Over two dozen simply gorgeous songs by Maltby and Shire, four sensational triple-threat performances, and inspired direction by Todd Nielsen add up to yet another triumph for Long Beach’s International City Theatre in their fabulous season-opening revival of the off-Broadway classic Closer Than Ever.
A “bookless book musical” is how lyricist Richard Maltby, Jr. and composer David Shire have described their oft-produced musical revue (conceived by Steven Scott Smith), and though there is no single through-line (or distinct set of characters to propel one), every one of Closer Than Ever’s twenty-six songs tells a story, and never more so than with Nielsen crafting each of them into a four-minute musical.
Unrequited love, obsessive love, extramarital love, love in the afternoon, star-crossed love, love the second time around, sexual love—love (and life) is what Closer Than Ever is all about … with not a second of spoken dialog to interrupt music and lyrics.
Those in the mood for the comedic will relish Valerie Perri’s lecture on sex among the species in “The Bear, The Tiger, The Hamster, And The Mole,” Katheryne Penny’s “You Wanna Be My Friend,” (a young woman’s outraged response when the man she likes expresses a desire to just be friends), and the entire company’s musings about our national obsession with finding Mr. or Ms. Right in “Dating Again.”
Those in search of the introspective will relish Kevin Bailey’s “If I Sing” (a son’s loving expression of the debts he owes his father), Perri’s reflections on the breakup of a decades-long marriage in “Life Story,” Adam von Almen’s “One Of The Good Guys” (a married man’s recollections of his one and only almost one-night stand), and Penny’s ruminations on one bad romantic choice after another in “I’ve Been Here Before.”
Add to that songs about the changing roles of men and women, couples attempting to balance marriage and children, and adult children caring for aging parents … and if it’s an experience you and I or anyone else has ever had or will ever have in life, there’s probably a Closer Than Ever “short story” that will resonate.
The evening’s brightest highlights include von Almen balancing precariously “up on the roof and out in the rain” and poised to jump in “What Am I Doing?”, Penny raging against a man with an impossible demand in “You Want To Be My Friend,” Penny and von Almen as young marrieds juggling work and baby-raising demands in “Fandango,” and Penny’s outwardly straight-laced realtor “Miss Byrd,” just back from a secret lunchtime sex romp.
Rather than stick to Closer Than Ever’s usual mix of 30/40something performers, Nielsen adds an extra something to his by casting a pair of couples several decades apart in age, and since triple-threats don’t get any more sensational than veteran stage stars Perri and Bailey and up-and-comers Penny and von Almen, that extra something is something extra special indeed.

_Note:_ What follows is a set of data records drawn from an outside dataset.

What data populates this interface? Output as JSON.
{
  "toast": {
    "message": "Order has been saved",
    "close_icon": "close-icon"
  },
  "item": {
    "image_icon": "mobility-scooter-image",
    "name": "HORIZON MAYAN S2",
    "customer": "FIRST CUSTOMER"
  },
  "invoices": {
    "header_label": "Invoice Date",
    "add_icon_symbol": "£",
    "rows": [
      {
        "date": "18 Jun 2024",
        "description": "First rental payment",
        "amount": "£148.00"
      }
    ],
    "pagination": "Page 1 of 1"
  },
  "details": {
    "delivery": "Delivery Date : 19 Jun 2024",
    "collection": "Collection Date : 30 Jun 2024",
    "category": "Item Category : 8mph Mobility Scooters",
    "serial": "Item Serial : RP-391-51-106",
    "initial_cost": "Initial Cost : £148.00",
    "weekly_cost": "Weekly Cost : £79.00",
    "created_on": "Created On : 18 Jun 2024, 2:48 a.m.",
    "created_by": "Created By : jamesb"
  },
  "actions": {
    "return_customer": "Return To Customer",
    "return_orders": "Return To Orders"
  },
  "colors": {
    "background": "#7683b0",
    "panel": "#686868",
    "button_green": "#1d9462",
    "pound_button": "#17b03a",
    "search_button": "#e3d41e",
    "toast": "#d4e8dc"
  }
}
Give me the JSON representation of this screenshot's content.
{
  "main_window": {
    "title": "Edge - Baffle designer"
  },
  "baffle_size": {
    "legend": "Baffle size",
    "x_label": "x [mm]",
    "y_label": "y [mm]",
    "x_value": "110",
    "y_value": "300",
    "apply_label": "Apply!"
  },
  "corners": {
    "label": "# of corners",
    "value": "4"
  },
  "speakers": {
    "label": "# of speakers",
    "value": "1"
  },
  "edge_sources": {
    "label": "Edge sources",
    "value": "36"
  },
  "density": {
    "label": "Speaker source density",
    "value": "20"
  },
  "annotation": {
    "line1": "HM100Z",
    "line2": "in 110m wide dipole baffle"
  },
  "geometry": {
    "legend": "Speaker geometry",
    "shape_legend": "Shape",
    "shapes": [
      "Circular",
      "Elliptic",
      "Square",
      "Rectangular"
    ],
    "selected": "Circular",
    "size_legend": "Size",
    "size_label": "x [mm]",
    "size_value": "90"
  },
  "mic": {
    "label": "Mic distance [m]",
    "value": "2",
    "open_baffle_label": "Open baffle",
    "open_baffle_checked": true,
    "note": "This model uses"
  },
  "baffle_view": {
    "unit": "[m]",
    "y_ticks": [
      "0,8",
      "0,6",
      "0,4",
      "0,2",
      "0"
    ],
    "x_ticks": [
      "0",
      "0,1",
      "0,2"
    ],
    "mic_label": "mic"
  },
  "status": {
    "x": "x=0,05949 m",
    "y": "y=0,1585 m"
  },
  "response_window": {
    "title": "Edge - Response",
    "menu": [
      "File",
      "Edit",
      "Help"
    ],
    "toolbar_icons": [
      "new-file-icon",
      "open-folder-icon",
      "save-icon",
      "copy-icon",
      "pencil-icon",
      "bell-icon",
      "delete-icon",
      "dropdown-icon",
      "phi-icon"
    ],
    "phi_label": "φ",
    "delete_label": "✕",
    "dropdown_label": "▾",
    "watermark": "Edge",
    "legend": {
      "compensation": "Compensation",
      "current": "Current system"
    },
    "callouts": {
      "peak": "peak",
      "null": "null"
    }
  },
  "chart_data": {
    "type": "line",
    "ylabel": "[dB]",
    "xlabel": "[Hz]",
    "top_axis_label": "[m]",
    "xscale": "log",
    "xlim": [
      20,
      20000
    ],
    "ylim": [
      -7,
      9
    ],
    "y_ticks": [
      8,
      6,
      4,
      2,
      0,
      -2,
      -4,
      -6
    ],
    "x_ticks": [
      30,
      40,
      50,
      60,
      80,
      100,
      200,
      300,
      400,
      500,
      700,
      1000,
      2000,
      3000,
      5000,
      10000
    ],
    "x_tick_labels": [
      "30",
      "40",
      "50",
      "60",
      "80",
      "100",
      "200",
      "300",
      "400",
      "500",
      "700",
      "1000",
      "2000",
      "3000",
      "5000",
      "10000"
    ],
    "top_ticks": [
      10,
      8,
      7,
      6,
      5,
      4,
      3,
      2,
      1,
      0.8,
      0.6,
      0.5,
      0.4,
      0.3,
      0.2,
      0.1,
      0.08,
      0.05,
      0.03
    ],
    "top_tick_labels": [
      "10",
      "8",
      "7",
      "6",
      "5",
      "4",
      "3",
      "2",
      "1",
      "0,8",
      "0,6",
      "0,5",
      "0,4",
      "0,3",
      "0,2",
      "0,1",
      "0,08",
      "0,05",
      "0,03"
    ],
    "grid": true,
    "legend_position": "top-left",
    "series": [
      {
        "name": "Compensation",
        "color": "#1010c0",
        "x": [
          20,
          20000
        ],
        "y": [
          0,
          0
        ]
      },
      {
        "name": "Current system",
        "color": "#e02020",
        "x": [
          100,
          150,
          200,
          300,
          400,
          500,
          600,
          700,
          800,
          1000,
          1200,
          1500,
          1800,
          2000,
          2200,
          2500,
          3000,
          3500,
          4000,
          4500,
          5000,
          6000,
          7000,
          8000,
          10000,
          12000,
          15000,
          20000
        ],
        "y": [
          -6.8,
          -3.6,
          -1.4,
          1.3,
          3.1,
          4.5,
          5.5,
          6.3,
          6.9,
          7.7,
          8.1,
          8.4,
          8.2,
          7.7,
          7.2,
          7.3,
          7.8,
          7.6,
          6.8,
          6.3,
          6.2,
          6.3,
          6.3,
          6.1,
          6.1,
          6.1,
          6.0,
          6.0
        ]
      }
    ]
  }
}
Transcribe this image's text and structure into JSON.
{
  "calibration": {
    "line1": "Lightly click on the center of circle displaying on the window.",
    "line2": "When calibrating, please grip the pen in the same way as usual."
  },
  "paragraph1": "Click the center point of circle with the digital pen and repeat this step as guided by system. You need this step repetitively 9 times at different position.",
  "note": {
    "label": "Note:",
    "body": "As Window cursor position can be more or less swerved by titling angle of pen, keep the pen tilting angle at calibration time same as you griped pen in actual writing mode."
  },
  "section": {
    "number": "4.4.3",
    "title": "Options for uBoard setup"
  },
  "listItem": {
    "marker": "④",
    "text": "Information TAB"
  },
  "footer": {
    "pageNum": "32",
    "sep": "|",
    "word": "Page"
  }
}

Audiences won’t easily forget Penny’s and von Almen’s exquisite celebration of love the second time around in “Another Wedding Song” or Perri’s transcendent “Patterns” and “Life Story,” and the soaring sopranos of Perri’s “It’s Never That Easy” and Penny’s “I’ve Been Here Before,” performed individually and then in counterpoint, are simply heavenly.
The tenors shine equally bright, Bailey in “I’ll Get Up Tomorrow Morning” and “If I Sing,” von Almen in “One Of The Good Guys,” and with musical director Gerald Sternbach adding his own golden vocals to “Fathers Of Fathers,” this is one tenorrific evening.

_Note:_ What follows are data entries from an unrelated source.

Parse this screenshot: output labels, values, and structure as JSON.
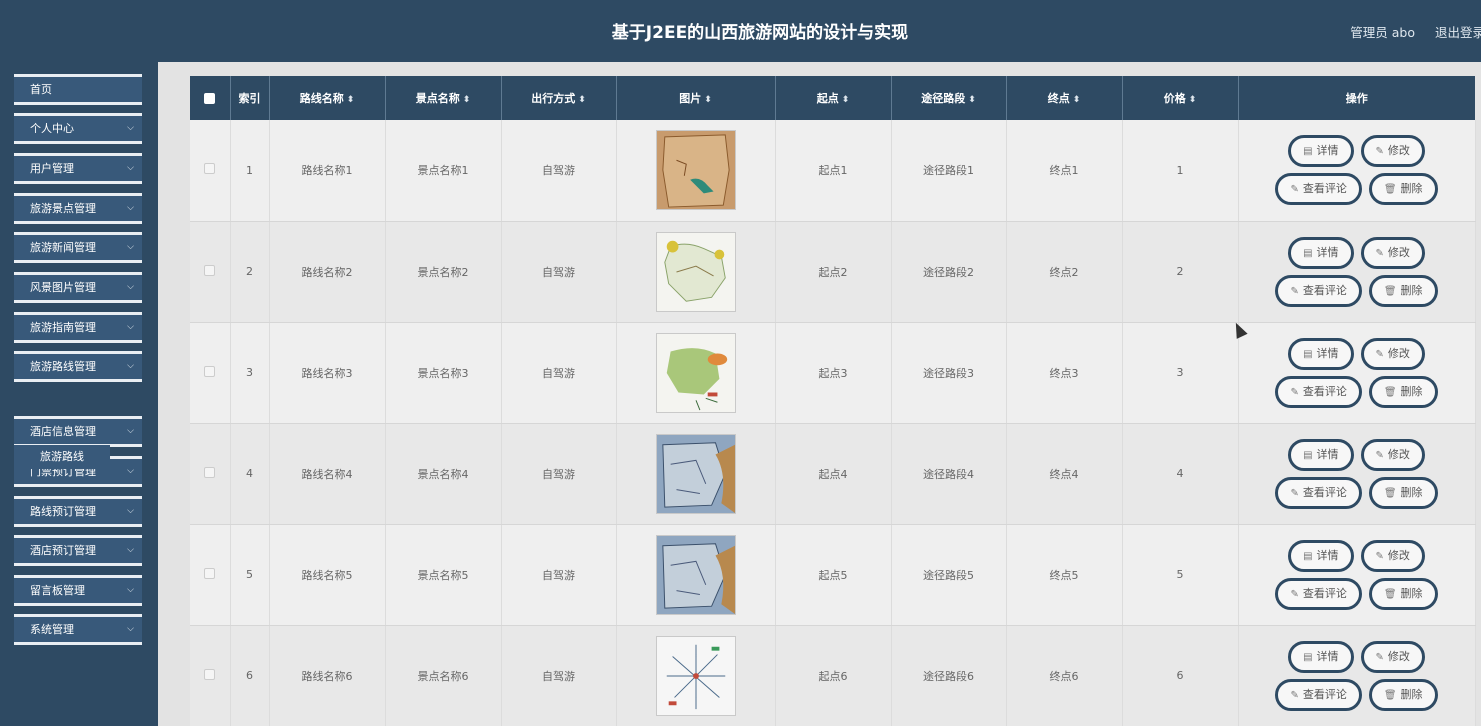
{
  "header": {
    "title": "基于J2EE的山西旅游网站的设计与实现",
    "admin_label": "管理员 abo",
    "logout_label": "退出登录"
  },
  "sidebar": {
    "items": [
      {
        "label": "首页",
        "expandable": false
      },
      {
        "label": "个人中心",
        "expandable": true
      },
      {
        "label": "用户管理",
        "expandable": true
      },
      {
        "label": "旅游景点管理",
        "expandable": true
      },
      {
        "label": "旅游新闻管理",
        "expandable": true
      },
      {
        "label": "风景图片管理",
        "expandable": true
      },
      {
        "label": "旅游指南管理",
        "expandable": true
      },
      {
        "label": "旅游路线管理",
        "expandable": true
      },
      {
        "label": "酒店信息管理",
        "expandable": true
      },
      {
        "label": "门票预订管理",
        "expandable": true
      },
      {
        "label": "路线预订管理",
        "expandable": true
      },
      {
        "label": "酒店预订管理",
        "expandable": true
      },
      {
        "label": "留言板管理",
        "expandable": true
      },
      {
        "label": "系统管理",
        "expandable": true
      }
    ],
    "active_sub": "旅游路线",
    "chevron_icon": "chevron-down-icon"
  },
  "table": {
    "headers": [
      "索引",
      "路线名称",
      "景点名称",
      "出行方式",
      "图片",
      "起点",
      "途径路段",
      "终点",
      "价格",
      "操作"
    ],
    "sortable": [
      false,
      true,
      true,
      true,
      true,
      true,
      true,
      true,
      true,
      false
    ],
    "rows": [
      {
        "index": "1",
        "route": "路线名称1",
        "spot": "景点名称1",
        "mode": "自驾游",
        "image": "map-thumbnail-1",
        "start": "起点1",
        "via": "途径路段1",
        "end": "终点1",
        "price": "1"
      },
      {
        "index": "2",
        "route": "路线名称2",
        "spot": "景点名称2",
        "mode": "自驾游",
        "image": "map-thumbnail-2",
        "start": "起点2",
        "via": "途径路段2",
        "end": "终点2",
        "price": "2"
      },
      {
        "index": "3",
        "route": "路线名称3",
        "spot": "景点名称3",
        "mode": "自驾游",
        "image": "map-thumbnail-3",
        "start": "起点3",
        "via": "途径路段3",
        "end": "终点3",
        "price": "3"
      },
      {
        "index": "4",
        "route": "路线名称4",
        "spot": "景点名称4",
        "mode": "自驾游",
        "image": "map-thumbnail-4",
        "start": "起点4",
        "via": "途径路段4",
        "end": "终点4",
        "price": "4"
      },
      {
        "index": "5",
        "route": "路线名称5",
        "spot": "景点名称5",
        "mode": "自驾游",
        "image": "map-thumbnail-5",
        "start": "起点5",
        "via": "途径路段5",
        "end": "终点5",
        "price": "5"
      },
      {
        "index": "6",
        "route": "路线名称6",
        "spot": "景点名称6",
        "mode": "自驾游",
        "image": "map-thumbnail-6",
        "start": "起点6",
        "via": "途径路段6",
        "end": "终点6",
        "price": "6"
      }
    ],
    "actions": {
      "detail": "详情",
      "edit": "修改",
      "comments": "查看评论",
      "delete": "删除"
    },
    "action_icons": {
      "detail": "document-icon",
      "edit": "pencil-icon",
      "comments": "pencil-icon",
      "delete": "trash-icon"
    }
  },
  "colors": {
    "primary": "#2e4a63",
    "sidebar_item": "#38597a",
    "page_bg": "#e3e3e3"
  }
}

As for full-cast harmony, it doesn’t get more exciting than in the opening number “Doors,” the Act One closer “I Wouldn’t Go Back,” and the gorgeous title tune that ends the evening on an emotional, inspiring note.
Director/choreographer Nielsen finds ways to integrate movement and dance throughout to make this Closer Than Ever far more than just four singers singing, and with Sternbach on grand piano and Brad Babinski adding his own sexy licks opposite Penny in the jazzy “Back On Bass,” the production is in expert musical hands indeed.
Scenic designer Stephanie Kerley Schwartz takes as her inspiration the show-opening “Doors,” her ingenious set lit to striking effect by Stacy McKenney. Resident costume designer Kim DeShazo gives each performer several classy looks, Dave Mickey’s sound design mixes vocals and instrumentals to perfection, and resident properties designers Patty, Gordon, and Christopher Briles and resident hair and wig designer Anthony Gagliardi do their accustomed topnotch work.
Closer Than Ever is produced by ICT artistic director caryn desai. Pat Loeb is production stage manager and Joseph Trevino assistant stage manager. Casting is by Michael Donovan, CSA.
Additional program credits go to Benjamin Hawkins (assistant lighting designer) and Richie Ferris (casting associate).
A bona fide crowd-pleaser and one that inspires its audience to reflect on their own lives and those around them, Closer Than Ever opens International City Theatre’s 2016 season on a high note. (Make that a musical high note.)
International City Theatre, Long Beach Performing Arts Center, 300 E. Ocean Blvd., Long Beach.
February 12, 2106
Photos: Tracey Roman